Exploring everyday life dynamics in meat reduction - A cluster analysis of flexitarians in Denmark
Professor Bente Halkier has, together with Thomas Bøker Lund published the article "Exploring everyday life dynamics in meat reduction – a cluster analysis of flexitarians in Denmark" in the journal "Appetite".
Flexitarians are attracting increasing attention in the research on meat reduction. But there has been limited focus on comprehensive understandings of a broader range of dynamics that can work as barriers and facilitators for meat reduction.
In this article, the authors use social practice theory (SPT) as a comprehensive approach to barriers and facilitators in meat reduction in everyday life. They present an analysis of data from a representative Danish cross-sectional survey. The article show, first, that Danish flexitarians can be divided into four distinct clusters in accordance with combinations of everyday facilitators and barriers.
Second, they show that the prevalence of these classes varies considerably depending on how long people have been flexitarians. They argue that the patterns in this variation indicate that over time people transition to other classes where barriers
to plant-rich eating become less significant, and routinization emerges in different ways.
Finally, third, the authors show that flexitarians do report eating less meat than consumers who label themselves as eating meat with no restrictions. They also highlight that the difference is relatively modest. Indeed, meat intake is still quite common even in classes where routinization is highest.

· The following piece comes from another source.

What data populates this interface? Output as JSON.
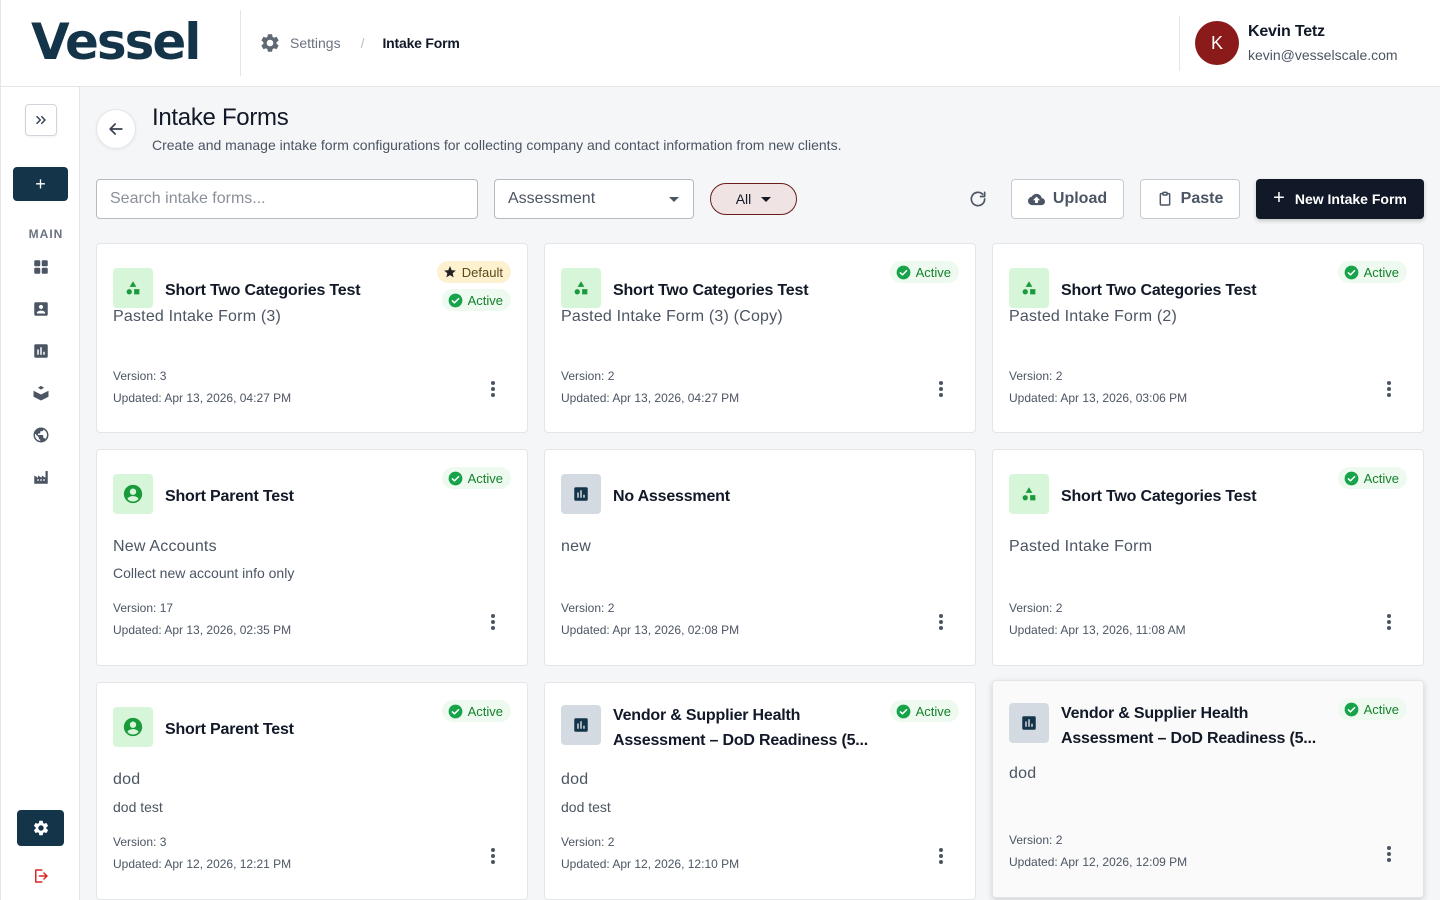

Throughout the paper, similarities and differences between the SPT framework and another recent framework, the COM-B model, that also provides a comprehensive approach to the understanding of behavioural change are discussed.
Read the article (open access): 'Exploring everyday life dynamics in meat reduction - A cluster analysis of flexitarians in Denmark'